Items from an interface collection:
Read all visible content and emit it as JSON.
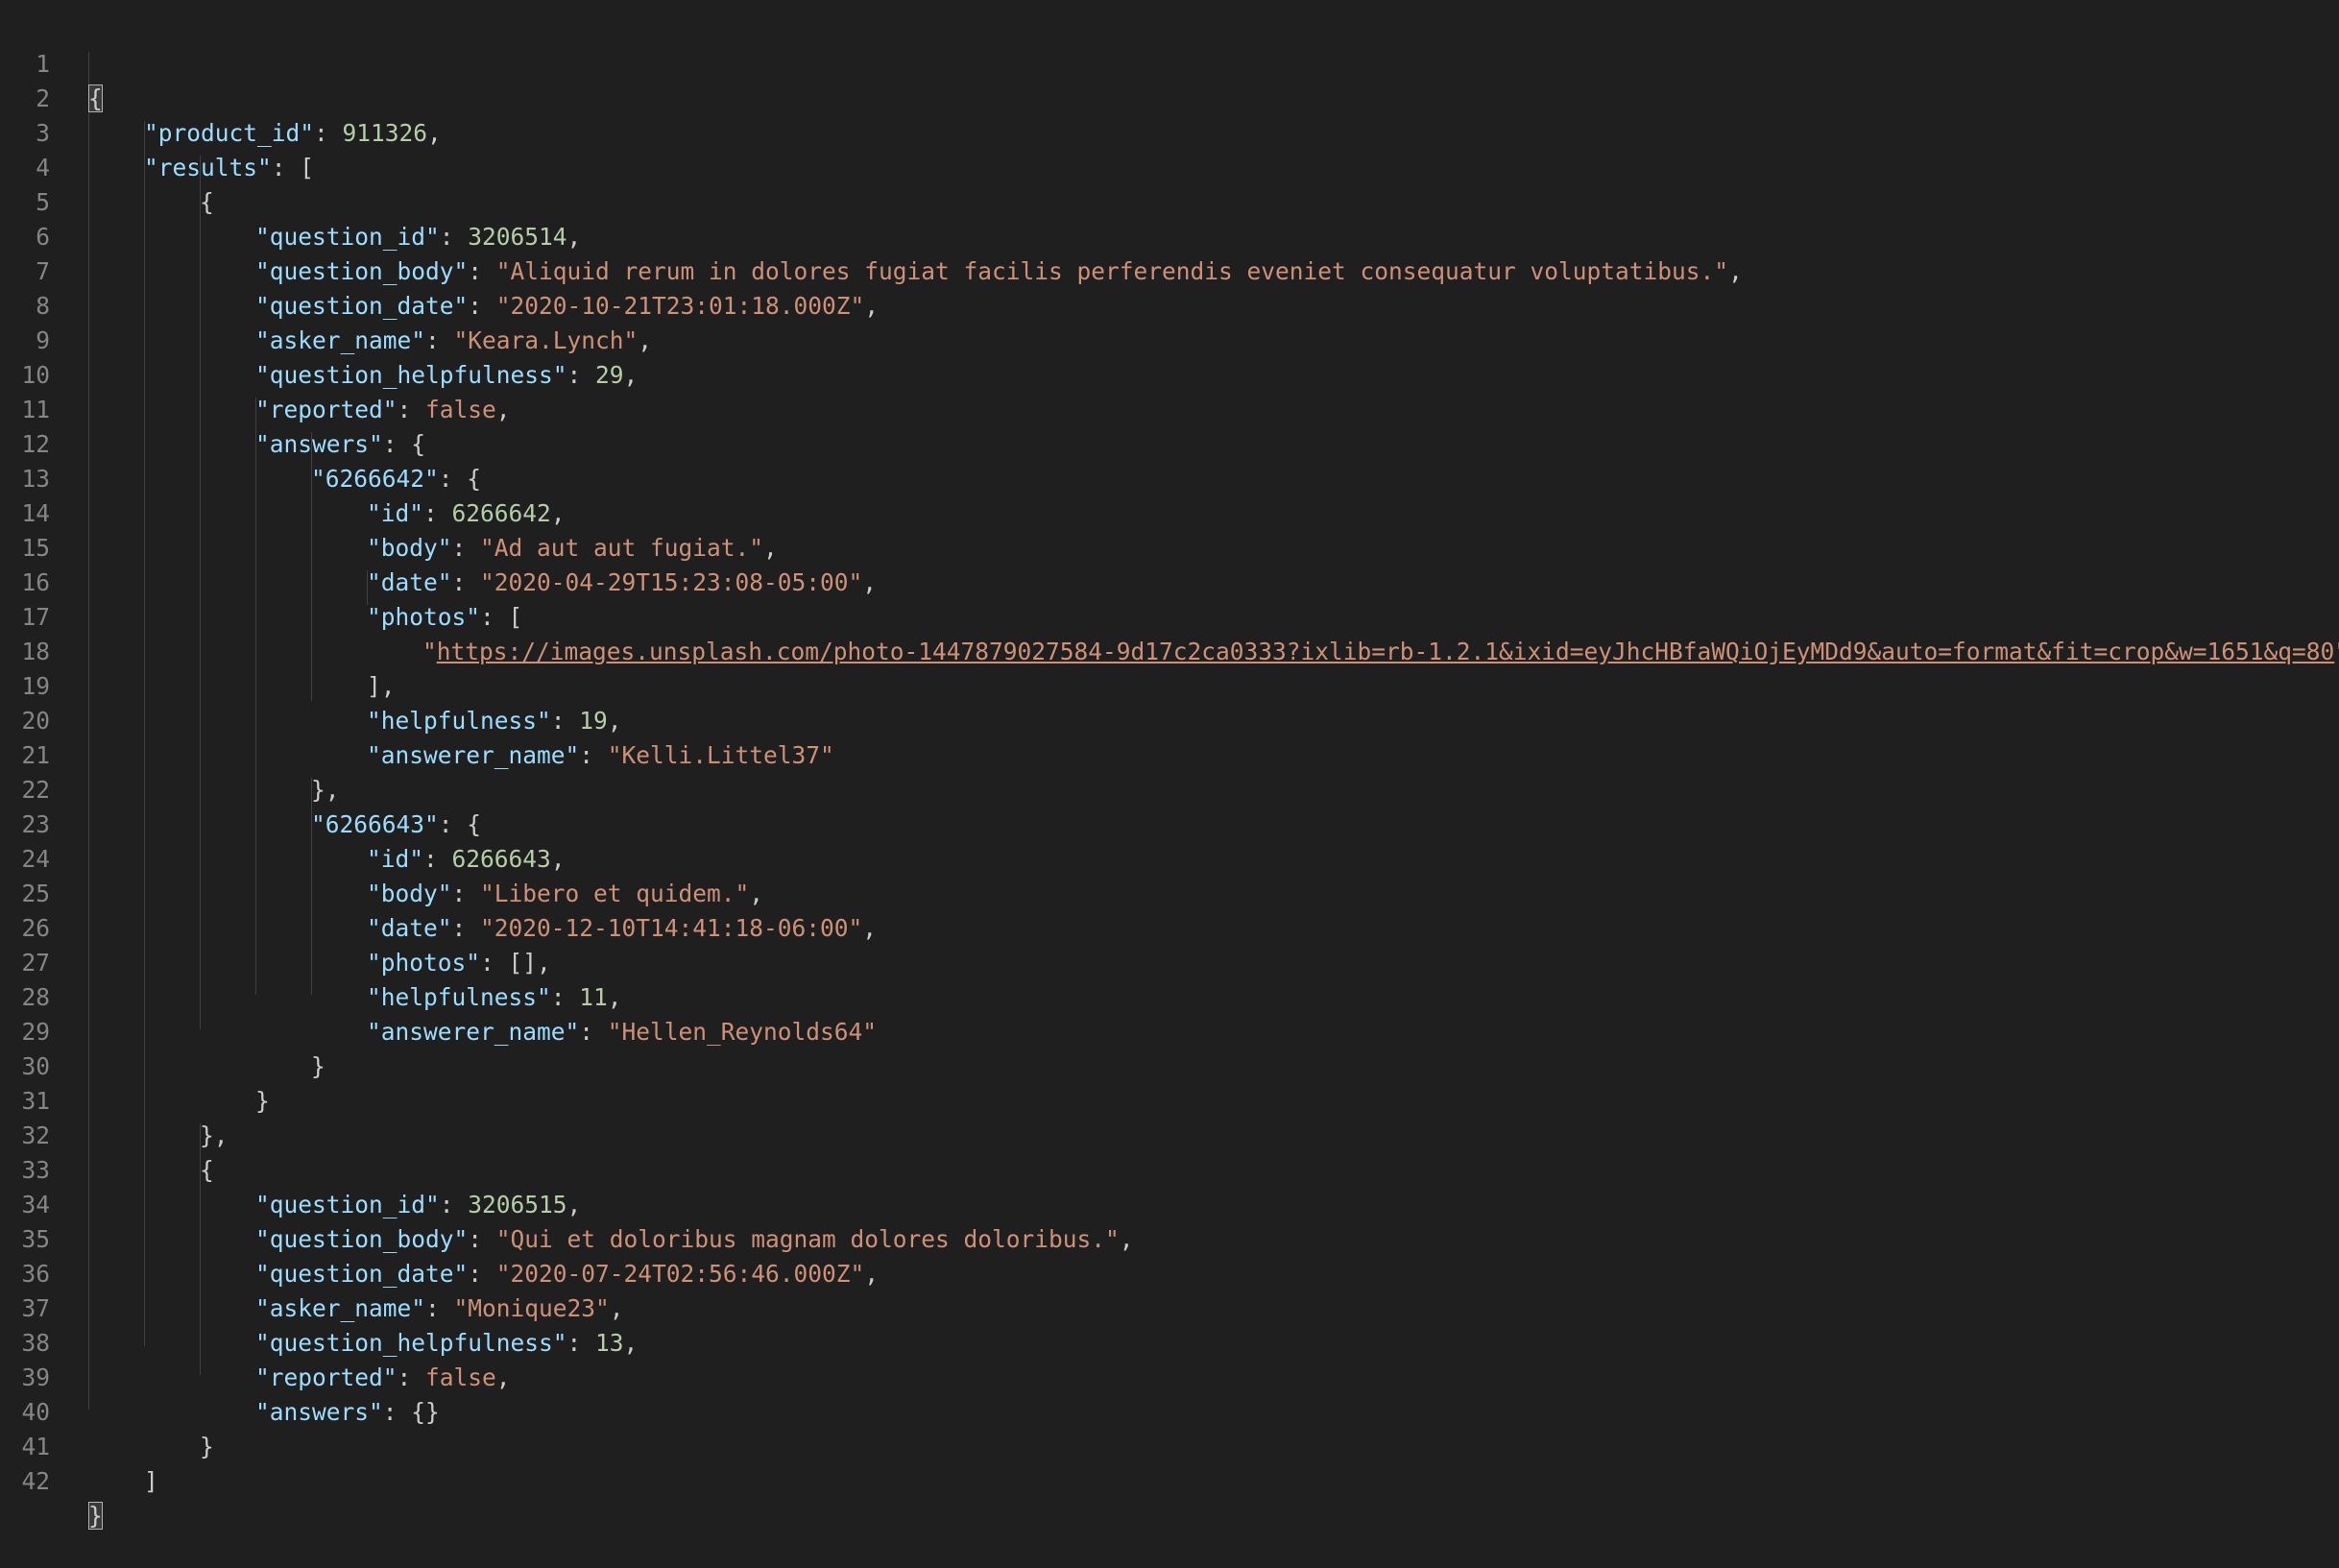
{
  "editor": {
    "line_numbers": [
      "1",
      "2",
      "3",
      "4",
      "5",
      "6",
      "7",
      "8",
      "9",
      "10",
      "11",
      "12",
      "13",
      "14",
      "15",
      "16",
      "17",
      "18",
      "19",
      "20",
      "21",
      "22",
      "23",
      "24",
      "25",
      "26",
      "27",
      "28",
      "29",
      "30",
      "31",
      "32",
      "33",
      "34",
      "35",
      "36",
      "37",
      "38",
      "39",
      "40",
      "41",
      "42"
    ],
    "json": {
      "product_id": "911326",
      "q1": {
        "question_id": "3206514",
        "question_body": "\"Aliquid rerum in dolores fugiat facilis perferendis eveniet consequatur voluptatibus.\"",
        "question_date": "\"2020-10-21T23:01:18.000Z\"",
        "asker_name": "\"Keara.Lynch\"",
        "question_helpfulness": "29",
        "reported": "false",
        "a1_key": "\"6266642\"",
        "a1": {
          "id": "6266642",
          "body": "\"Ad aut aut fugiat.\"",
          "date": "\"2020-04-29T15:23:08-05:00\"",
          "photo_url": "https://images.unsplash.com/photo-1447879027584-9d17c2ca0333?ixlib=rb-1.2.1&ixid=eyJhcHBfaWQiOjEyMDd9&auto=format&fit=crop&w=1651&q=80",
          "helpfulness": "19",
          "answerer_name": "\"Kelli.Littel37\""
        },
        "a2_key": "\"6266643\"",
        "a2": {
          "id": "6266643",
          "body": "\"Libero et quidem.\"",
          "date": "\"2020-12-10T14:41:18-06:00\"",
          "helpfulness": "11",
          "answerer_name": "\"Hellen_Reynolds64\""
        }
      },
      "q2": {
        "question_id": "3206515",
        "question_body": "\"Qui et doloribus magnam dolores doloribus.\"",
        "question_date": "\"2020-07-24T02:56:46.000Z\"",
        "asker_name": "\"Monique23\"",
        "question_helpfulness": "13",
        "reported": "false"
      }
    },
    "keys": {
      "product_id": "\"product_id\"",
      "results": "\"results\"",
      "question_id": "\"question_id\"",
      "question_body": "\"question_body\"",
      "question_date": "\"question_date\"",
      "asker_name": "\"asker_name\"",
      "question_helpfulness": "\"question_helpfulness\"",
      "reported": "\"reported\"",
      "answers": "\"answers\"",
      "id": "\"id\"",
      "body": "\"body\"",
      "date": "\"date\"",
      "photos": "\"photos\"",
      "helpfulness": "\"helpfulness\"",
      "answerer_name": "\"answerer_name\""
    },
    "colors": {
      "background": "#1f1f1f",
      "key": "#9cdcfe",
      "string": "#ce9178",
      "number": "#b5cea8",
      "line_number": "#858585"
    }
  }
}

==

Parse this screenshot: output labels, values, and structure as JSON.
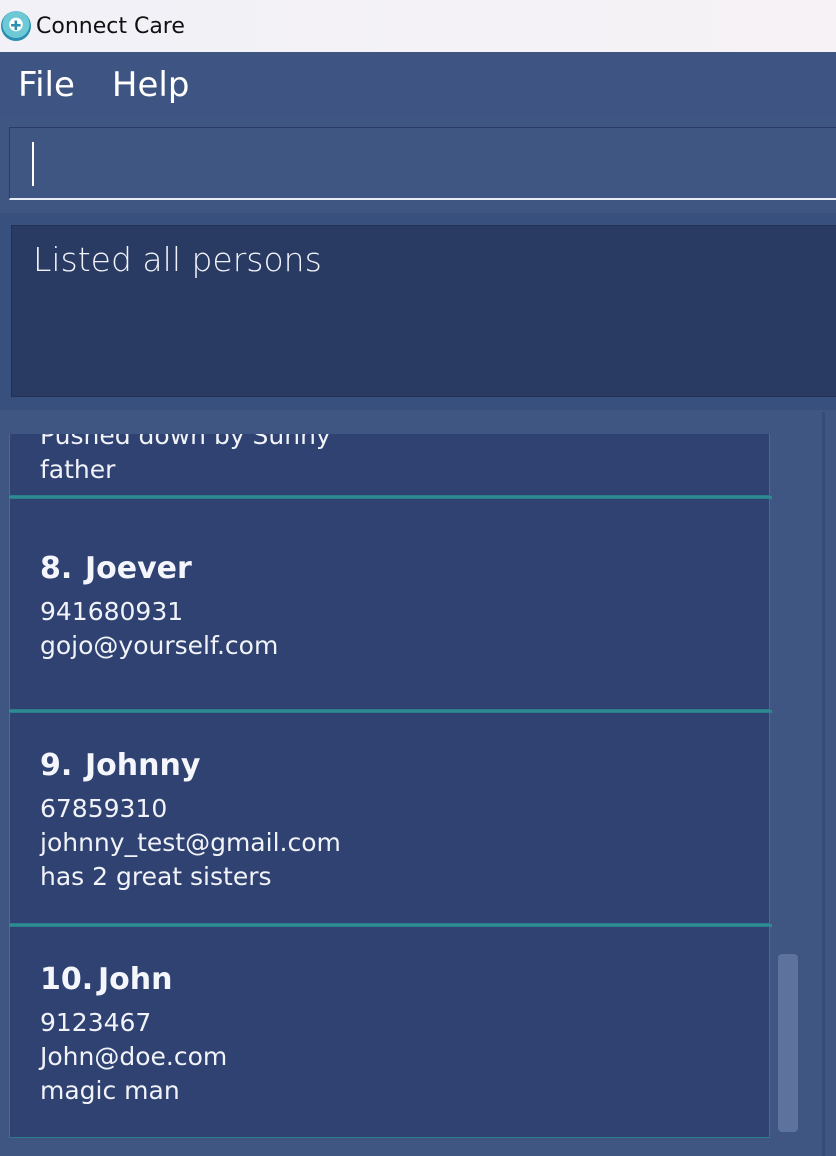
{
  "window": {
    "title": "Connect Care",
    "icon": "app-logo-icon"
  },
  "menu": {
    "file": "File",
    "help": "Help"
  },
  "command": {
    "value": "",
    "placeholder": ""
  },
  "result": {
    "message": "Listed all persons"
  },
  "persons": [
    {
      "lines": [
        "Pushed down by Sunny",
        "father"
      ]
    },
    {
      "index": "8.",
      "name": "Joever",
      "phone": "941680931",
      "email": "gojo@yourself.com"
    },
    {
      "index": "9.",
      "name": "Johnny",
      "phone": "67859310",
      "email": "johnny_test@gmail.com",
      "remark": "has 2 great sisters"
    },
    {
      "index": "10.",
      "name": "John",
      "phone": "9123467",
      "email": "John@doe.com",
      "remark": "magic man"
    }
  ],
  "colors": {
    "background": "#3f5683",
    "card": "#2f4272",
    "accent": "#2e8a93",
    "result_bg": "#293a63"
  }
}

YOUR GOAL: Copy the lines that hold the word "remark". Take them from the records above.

THE ANSWER:
      "remark": "has 2 great sisters"
      "remark": "magic man"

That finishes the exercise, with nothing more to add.